This book, researched and compiled by Maria Hubert, is a lovely read, even for those people who do not like the novels of Jane Austen, many of which have been turned into award winning and hughly popular movies. The author uses extracts from various novels, letters from friends and contemporaries including other authors and poets such as Samuel Taylor Coleridge, Sir Walter Scott, James Leigh Hunt, Washington Irving, and Robert Southey to throw the Georgian Christmas season into relief.
An Extract About Christmas from Mansfield Park Begins the Collection
The book starts off, appropriately enough, with an extract from Jane Austen’s novel Mansfield Park, describing the Christmas in the novel. From then onwards, the reader is hooked. Each extract, whether it is from one of Jane’s novels, or a letter from her, or to her, or letters and poems from friends, family, acquaintances, other authors and poets of the period, is short and pithy.
Explanation of Festival Activities of the Period
Adding to the delight of the book is a scattering of other information that really brings this English festive season to life.
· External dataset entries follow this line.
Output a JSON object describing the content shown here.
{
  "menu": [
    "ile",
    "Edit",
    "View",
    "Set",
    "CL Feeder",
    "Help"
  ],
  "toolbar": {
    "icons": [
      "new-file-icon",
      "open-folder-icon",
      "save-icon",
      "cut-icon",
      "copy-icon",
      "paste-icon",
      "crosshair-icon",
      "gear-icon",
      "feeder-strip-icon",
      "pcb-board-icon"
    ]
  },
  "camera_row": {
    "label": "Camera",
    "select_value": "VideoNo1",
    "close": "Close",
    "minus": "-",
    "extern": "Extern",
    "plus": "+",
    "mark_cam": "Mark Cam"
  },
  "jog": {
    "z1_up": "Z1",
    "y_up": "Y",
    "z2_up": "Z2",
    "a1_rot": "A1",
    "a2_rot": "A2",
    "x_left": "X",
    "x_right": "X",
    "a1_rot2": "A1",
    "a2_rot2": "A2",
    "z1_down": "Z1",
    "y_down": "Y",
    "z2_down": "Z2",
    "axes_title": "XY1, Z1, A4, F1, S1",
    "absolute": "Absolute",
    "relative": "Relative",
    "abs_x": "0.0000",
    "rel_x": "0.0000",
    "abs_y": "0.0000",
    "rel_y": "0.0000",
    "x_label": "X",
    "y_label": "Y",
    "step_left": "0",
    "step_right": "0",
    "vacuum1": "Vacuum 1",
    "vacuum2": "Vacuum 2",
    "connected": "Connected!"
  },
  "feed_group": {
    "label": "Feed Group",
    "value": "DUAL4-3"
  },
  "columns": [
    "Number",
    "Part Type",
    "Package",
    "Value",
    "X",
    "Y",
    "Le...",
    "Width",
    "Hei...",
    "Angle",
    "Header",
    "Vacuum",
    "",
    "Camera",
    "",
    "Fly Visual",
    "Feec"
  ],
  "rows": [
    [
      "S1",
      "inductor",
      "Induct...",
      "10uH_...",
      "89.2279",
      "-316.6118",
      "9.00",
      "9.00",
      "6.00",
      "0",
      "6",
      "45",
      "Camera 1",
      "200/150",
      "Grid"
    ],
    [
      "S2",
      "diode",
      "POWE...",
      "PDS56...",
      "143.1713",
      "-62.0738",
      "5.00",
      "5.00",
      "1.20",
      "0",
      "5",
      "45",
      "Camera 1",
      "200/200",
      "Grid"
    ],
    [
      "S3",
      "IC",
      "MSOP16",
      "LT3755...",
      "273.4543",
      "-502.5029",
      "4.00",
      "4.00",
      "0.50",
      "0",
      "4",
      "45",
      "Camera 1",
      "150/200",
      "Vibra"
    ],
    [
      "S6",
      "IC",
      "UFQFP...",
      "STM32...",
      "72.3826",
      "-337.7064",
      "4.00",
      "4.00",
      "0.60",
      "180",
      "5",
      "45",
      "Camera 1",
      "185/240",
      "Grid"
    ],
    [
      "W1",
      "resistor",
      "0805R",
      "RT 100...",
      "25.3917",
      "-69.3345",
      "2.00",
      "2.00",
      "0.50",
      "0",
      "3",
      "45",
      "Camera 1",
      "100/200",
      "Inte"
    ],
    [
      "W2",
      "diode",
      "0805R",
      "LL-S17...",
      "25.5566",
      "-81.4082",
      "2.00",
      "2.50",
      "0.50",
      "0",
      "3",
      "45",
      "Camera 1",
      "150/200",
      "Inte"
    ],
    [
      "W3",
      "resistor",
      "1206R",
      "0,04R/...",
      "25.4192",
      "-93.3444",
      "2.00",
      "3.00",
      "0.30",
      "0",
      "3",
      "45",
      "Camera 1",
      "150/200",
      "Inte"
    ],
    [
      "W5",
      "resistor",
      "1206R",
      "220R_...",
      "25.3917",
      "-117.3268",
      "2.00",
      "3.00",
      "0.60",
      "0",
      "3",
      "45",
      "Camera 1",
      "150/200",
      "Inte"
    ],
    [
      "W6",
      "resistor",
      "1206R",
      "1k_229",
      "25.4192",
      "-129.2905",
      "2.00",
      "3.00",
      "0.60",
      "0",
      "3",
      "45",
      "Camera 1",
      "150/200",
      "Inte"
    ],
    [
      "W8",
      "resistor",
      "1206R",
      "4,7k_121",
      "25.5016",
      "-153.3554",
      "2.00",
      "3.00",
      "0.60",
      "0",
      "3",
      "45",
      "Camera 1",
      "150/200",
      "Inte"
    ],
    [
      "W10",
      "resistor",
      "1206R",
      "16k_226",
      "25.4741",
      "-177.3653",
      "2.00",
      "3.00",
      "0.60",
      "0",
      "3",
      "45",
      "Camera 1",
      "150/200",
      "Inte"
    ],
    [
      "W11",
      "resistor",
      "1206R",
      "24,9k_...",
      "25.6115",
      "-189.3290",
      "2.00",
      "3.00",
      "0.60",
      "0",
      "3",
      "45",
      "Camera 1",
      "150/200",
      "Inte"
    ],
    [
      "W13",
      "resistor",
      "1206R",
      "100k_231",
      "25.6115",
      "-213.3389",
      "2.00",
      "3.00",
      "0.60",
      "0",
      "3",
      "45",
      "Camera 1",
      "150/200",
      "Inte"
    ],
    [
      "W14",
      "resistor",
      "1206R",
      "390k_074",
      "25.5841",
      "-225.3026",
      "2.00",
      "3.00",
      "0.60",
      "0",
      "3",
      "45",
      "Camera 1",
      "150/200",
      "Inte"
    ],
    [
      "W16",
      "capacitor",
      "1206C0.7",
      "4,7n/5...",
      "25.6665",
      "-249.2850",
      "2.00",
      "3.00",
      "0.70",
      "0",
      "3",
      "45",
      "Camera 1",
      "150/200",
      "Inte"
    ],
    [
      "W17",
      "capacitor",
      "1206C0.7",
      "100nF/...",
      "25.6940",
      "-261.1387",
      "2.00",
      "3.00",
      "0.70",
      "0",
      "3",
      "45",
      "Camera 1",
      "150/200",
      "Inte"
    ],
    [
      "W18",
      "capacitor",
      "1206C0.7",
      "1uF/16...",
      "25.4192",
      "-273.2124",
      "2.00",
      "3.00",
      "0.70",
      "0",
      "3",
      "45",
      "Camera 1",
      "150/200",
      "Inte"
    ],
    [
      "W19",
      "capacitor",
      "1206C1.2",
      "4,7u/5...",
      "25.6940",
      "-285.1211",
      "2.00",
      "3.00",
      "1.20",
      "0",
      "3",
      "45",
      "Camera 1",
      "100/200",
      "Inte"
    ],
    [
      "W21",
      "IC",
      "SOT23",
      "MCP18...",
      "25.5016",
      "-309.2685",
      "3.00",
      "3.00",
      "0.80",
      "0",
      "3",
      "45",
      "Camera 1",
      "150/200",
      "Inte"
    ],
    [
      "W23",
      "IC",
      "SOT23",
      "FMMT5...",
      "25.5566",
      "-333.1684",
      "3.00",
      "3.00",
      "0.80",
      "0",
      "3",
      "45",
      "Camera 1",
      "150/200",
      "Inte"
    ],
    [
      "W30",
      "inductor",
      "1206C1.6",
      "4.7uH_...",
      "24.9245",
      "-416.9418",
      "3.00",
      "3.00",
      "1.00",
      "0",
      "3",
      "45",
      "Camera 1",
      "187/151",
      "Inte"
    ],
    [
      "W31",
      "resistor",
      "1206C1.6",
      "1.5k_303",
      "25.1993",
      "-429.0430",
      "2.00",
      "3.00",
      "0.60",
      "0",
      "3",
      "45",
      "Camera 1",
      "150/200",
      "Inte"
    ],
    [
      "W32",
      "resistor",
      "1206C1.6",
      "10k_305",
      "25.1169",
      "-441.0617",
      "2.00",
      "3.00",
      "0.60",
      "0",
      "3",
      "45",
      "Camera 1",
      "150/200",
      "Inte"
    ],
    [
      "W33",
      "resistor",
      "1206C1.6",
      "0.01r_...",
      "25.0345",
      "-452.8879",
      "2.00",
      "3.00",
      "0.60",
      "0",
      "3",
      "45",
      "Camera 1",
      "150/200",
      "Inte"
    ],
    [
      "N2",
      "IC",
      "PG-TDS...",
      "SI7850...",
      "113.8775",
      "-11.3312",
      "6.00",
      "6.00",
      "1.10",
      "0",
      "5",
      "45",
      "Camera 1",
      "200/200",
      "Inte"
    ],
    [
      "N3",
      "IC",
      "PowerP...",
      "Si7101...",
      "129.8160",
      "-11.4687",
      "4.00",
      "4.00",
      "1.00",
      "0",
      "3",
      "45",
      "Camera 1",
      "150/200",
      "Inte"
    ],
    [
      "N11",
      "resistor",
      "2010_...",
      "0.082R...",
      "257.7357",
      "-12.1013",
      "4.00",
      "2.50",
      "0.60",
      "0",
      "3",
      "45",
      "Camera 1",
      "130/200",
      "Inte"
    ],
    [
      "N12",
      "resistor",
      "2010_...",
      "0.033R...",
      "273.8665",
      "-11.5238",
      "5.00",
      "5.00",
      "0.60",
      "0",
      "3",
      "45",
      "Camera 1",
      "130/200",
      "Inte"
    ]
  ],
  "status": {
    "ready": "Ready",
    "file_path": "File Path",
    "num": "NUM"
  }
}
Included are drawings, copies of recipes in original handwriting (and looking splattered with ingredients!), explanation of Christmas games and dances, and many poems, both written by Jane Austen, family members, and friends, and other authors of the time.
Illustrations From the Past
The book is illustrated throughout with pen and ink drawings, many of them from the novels published by Jane Austen, such as a Christmas illustration from the 1895 original edition of Mansfield Park. There are other lovely drawings of the fashion of the times, especially hats, children, and coaches delivering Christmas gifts. There are also many sketches by other illustrators, like Randolph Caldicott.
Explanations of the Christmas Customs Being Referred To
At the beginning of each extract, there’s a reference as to where the work came from, who wrote it, and in which context. Also, where necessary, there’s an explanation giving some background about the custom being written about – “A St Nicholas Verse” – for instance, or the explanation heading the article intriguingly titled: “Bullet Pudding and Messy Games”. There are also endearing little sentences such as “P.S. excuse bad writing” even though, of course, the text of the book is printed!
An Ideal Book for Dipping Into
Most of the articles are only one or two pages long and completely self contained, making it an ideal book for dipping in and out of. Any page anywhere is interesting – it’s not a book that has to be read from cover to cover, and it’s an ideal introduction to both the novels of the author and holiday customs of the period – Mummers, house parties, fancy dress balls, food and fashion. And the short extracts from various novels may easily encourage the readers to try the full novel.
“Jane Austen’s Christmas: the festive season in Georgian England” researched and compiled by Maria Hubert. London, Sutton Publishing, 1996. ISBN 0 7509 1307 X. It’s available from amazon.com